Minced venison on rice crust is a lovely snack with crispy rice crackers topped with savory minced venison and assorted vegetables. I nearly got drunk after eating a piece of the Drunken chicken because the tender poached meat was infused with very strong alcohol. Golden Coin Chicken is a very traditional Cantonese roast that involved no chicken at all but this is made with candied pork lard and pork loin that is BBQed.
Influenced by his apprenticeship at Spring Court, Chef Sin Leong’s deep fried chicken liver had the minced chicken liver, chicken meat, and pork were marinated, then packed into a ball with a salted egg yolk at its center. The ball was then deep-fried and sliced into 10 portions.
This was followed by a crowd-pleaser — Double Chicken Soup with Ginseng and Snow Fungus.
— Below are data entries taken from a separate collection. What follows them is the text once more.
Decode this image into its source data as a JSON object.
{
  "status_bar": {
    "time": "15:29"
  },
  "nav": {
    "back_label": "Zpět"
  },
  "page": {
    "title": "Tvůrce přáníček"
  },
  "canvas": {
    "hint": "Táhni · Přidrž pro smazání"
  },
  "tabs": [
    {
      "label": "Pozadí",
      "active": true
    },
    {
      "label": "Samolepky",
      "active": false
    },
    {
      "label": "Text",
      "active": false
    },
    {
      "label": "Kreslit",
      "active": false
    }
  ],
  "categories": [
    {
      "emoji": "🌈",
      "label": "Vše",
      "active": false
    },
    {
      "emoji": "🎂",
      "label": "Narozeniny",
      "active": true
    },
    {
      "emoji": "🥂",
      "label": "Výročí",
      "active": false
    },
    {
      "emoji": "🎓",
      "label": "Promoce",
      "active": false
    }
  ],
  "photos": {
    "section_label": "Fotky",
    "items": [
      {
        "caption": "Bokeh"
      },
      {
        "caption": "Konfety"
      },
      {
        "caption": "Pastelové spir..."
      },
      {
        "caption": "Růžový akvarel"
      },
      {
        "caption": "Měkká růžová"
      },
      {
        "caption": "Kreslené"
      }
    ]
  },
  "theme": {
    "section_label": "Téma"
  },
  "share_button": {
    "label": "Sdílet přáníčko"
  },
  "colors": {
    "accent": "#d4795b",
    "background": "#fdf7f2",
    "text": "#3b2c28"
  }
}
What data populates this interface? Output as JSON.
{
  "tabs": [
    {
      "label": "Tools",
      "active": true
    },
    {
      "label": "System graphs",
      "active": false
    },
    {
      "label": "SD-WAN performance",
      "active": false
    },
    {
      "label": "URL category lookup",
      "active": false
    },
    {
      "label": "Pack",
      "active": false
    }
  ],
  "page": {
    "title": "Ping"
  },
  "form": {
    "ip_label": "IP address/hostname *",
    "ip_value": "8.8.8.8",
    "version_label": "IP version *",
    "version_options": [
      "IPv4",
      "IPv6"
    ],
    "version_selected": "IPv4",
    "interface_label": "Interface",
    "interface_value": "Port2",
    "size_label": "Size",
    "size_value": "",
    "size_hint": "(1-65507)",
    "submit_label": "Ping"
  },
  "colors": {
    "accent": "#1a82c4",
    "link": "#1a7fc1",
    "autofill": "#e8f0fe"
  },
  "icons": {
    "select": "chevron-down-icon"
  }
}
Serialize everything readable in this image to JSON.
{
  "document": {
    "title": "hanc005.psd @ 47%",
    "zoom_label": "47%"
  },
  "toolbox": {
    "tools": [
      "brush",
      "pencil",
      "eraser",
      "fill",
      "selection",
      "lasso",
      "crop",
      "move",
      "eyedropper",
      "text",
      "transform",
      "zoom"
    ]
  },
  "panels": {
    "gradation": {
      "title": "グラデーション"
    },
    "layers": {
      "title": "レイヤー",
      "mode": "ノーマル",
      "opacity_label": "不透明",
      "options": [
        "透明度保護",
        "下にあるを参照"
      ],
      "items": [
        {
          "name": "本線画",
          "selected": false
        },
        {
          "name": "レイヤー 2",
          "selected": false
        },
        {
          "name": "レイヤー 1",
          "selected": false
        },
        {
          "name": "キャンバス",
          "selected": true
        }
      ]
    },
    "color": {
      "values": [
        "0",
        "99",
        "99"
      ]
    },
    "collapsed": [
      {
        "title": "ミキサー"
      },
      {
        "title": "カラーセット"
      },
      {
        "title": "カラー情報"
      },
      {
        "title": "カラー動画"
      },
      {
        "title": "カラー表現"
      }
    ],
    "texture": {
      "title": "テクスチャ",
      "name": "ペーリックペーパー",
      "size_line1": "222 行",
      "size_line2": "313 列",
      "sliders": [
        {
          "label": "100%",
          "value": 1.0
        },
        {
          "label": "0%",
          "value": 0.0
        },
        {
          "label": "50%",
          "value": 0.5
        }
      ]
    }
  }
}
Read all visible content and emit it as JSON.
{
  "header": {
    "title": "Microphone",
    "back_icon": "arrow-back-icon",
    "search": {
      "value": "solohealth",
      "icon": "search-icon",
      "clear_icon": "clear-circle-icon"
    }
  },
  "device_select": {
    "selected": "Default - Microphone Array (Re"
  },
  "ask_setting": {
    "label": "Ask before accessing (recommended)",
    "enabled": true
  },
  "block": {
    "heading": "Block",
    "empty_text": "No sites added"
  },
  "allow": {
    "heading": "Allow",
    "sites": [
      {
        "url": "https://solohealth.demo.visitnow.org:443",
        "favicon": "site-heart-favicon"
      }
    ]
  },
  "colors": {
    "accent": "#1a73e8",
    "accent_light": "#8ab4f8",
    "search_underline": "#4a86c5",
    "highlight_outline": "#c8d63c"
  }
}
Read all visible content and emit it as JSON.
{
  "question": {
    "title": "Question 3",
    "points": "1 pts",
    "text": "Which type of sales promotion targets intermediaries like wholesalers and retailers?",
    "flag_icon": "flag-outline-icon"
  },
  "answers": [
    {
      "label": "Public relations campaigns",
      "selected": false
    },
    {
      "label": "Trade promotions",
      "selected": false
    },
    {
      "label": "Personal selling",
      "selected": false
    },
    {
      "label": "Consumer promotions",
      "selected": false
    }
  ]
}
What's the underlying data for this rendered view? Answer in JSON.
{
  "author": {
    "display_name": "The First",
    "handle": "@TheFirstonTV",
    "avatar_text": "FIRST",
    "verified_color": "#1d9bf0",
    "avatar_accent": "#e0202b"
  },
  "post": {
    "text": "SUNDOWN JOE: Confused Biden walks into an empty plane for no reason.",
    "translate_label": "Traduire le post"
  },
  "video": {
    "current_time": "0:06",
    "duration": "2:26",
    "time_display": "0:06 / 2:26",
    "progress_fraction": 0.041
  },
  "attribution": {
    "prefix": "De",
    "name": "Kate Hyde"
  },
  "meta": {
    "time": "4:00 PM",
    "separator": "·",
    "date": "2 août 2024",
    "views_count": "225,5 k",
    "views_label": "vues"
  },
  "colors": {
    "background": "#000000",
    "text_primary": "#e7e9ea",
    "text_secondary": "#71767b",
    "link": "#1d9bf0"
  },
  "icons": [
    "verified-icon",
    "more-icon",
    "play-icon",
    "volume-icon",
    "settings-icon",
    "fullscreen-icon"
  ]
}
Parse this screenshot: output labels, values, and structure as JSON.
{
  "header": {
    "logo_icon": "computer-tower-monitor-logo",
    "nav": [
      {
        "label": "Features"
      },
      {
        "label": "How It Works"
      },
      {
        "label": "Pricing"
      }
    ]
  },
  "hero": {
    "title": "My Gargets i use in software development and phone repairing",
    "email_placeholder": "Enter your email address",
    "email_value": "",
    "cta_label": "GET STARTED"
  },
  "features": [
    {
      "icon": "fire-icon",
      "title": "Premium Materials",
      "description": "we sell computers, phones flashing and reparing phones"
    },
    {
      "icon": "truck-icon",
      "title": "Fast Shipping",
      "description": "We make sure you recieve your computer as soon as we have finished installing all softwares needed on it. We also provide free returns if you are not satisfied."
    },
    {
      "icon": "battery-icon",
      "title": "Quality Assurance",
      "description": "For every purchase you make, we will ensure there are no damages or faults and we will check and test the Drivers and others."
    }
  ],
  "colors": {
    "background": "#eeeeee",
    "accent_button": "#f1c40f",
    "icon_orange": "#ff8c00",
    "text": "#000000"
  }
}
With bitterness from the ginseng and sweetness from the snow fungus, the double boiled soup is very nourishing and hearty.
Next, we were introduced to a pre-war Cantonese village classic dish – 3 Legged Duck. Why 3 legged? Because it is served with three different types of animal legs – duck web, chicken feet and pig trotter. They was braised to a beautiful gelatinous soft texture.
Steaming a fish really requires skill. Old-style Steamed Triple-layered Garoupa for that night was done prefect, drenched in superior light soy sauce and topped with mushroom, ginger, carrot, cuttlefish and dried tangerine peels.
Stewed Pig trotter with yam takes about a day to prepare because the pig trotter needs to be braised. There is an obvious layer of fat in each piece of meat but unfortunately, I thought the sauce lack lustre that night.
In the 60s, prawns are considered an expensive delicacy and only enjoyed during special occasions. Pan fried jumbo prawns is coated in sweet BBQ sauce. The prawns are real huge and succulent!
Something lighter for the palate after all the meaty dishes is Treasures in Jade bowl. Gingko nuts, peas and carrots were braised in melon bowl, which also absorbs the sweetness from the melon.
And a happy bowl of Celebration Braised rice. This is another celebration dish whereby a newly wed bride will present this dish to her parent when she returns to visit them after the 3rd day, signifying her fertility. It is similar to mui fan with tomato sauce.
And a bowl of Traditional Green bean and barley dessert cooked with herbs to complete the meal. Unfortunately, it was abit burnt that night.
I am fortunate to be able to try the dishes prepared by chef Sin Leong and Hooi Kok Wai. Many of the dishes are very “new” to youngsters like us but I can see how some of these dishes set the foundation of what we eat today. As they went on stage to explain each dishes in Cantonese, I am truly touched by their passion in culinary.
Red Star Restaurant
Address: Blk 54 Chin Swee Road #07-23
Tel: 65325266/ 65325103
Opening Hours: 7am – 3pm, 6pm – 1030pm daily